Web page and app entries:
=-=-=

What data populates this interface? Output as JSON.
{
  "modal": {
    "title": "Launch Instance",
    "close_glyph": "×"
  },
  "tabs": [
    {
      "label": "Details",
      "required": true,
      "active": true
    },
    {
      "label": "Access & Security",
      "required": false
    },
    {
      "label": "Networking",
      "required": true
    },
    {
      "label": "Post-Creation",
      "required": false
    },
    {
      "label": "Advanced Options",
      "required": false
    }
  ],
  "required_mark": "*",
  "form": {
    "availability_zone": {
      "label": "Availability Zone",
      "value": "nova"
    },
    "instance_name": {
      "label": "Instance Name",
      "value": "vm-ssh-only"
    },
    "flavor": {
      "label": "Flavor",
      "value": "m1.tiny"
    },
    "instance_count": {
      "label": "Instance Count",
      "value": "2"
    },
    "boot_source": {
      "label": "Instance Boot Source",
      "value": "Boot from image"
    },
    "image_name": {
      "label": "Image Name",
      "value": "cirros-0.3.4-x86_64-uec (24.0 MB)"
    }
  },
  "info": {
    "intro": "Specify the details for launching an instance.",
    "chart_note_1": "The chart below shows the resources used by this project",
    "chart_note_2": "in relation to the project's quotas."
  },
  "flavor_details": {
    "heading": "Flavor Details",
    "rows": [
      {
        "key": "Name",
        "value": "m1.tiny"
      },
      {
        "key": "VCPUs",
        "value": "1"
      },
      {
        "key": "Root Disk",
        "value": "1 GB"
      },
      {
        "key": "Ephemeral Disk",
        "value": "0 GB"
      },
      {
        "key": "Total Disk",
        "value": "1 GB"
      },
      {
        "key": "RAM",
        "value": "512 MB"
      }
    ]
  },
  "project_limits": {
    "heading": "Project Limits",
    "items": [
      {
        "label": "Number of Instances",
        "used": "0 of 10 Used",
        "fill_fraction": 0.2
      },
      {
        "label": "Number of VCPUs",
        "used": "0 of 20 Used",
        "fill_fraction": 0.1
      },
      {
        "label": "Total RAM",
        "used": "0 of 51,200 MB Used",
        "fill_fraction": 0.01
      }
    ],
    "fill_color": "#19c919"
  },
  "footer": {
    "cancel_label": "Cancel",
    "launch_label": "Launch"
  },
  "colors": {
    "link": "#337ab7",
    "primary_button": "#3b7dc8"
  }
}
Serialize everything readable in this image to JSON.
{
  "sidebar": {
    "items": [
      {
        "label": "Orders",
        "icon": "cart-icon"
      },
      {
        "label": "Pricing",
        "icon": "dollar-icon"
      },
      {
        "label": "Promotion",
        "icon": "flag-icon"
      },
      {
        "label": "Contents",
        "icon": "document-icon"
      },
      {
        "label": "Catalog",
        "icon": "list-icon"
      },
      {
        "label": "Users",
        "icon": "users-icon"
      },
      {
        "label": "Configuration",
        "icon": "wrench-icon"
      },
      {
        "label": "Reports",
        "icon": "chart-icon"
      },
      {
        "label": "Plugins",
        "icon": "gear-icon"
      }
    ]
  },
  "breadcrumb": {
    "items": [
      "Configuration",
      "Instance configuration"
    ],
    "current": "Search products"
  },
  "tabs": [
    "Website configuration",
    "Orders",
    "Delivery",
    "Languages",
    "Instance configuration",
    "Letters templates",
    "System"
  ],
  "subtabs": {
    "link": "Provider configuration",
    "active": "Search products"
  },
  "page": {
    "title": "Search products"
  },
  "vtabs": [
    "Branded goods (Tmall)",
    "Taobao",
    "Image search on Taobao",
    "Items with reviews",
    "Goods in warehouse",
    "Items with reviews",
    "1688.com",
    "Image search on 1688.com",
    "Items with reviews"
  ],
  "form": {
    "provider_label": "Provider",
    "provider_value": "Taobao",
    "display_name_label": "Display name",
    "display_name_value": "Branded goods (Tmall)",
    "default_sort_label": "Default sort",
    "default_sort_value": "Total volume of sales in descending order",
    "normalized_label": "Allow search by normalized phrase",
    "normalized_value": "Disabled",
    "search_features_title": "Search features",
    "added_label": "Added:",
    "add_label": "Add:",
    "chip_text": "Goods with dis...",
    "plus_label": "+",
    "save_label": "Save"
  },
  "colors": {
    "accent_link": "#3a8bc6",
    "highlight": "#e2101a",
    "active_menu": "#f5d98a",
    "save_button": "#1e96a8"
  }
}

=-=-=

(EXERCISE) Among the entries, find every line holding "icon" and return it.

(THE ANSWER)
        "icon": "cart-icon"
        "icon": "dollar-icon"
        "icon": "flag-icon"
        "icon": "document-icon"
        "icon": "list-icon"
        "icon": "users-icon"
        "icon": "wrench-icon"
        "icon": "chart-icon"
        "icon": "gear-icon"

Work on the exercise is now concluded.